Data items
==============================
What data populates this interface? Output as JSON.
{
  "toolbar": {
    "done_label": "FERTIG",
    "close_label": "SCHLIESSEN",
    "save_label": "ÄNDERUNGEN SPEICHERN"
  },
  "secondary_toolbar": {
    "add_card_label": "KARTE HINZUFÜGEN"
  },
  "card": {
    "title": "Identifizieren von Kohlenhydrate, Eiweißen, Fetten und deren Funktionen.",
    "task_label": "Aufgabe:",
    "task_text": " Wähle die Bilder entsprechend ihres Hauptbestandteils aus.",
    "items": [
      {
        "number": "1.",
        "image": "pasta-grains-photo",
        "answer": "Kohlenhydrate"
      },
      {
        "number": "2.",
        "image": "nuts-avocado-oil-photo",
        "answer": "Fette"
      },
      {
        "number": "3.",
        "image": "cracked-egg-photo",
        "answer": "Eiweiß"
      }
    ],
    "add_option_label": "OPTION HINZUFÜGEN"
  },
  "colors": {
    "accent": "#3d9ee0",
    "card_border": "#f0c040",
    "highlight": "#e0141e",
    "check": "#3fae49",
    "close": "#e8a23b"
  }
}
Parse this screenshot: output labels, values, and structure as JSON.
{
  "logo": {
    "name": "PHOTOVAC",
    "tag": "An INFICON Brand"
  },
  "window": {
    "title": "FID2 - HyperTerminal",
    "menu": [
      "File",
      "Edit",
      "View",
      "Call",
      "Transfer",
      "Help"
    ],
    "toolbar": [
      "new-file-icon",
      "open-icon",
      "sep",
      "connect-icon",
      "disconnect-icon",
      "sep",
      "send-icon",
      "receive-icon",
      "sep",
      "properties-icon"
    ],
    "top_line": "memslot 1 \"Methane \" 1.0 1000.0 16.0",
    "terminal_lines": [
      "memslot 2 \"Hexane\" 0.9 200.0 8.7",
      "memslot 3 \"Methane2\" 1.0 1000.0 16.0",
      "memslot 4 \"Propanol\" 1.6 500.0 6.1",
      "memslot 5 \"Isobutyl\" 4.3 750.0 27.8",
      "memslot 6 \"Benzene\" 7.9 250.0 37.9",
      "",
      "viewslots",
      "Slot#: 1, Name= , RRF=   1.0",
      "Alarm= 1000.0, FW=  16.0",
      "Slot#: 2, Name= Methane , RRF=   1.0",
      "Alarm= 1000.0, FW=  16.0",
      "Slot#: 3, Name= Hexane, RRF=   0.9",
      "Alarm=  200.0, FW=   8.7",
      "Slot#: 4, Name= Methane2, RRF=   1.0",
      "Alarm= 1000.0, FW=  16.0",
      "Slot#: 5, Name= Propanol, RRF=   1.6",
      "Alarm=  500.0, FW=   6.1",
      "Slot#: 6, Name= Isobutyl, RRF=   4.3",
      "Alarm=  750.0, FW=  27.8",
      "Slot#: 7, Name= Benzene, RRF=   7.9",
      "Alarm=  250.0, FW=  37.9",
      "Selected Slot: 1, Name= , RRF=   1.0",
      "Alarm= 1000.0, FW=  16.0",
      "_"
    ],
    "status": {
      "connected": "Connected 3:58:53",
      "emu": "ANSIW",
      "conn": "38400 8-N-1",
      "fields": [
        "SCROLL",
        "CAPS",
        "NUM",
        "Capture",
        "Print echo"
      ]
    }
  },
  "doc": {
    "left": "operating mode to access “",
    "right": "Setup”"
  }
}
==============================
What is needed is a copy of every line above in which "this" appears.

What data populates this interface? Output as JSON.
Parse this screenshot: output labels, values, and structure as JSON.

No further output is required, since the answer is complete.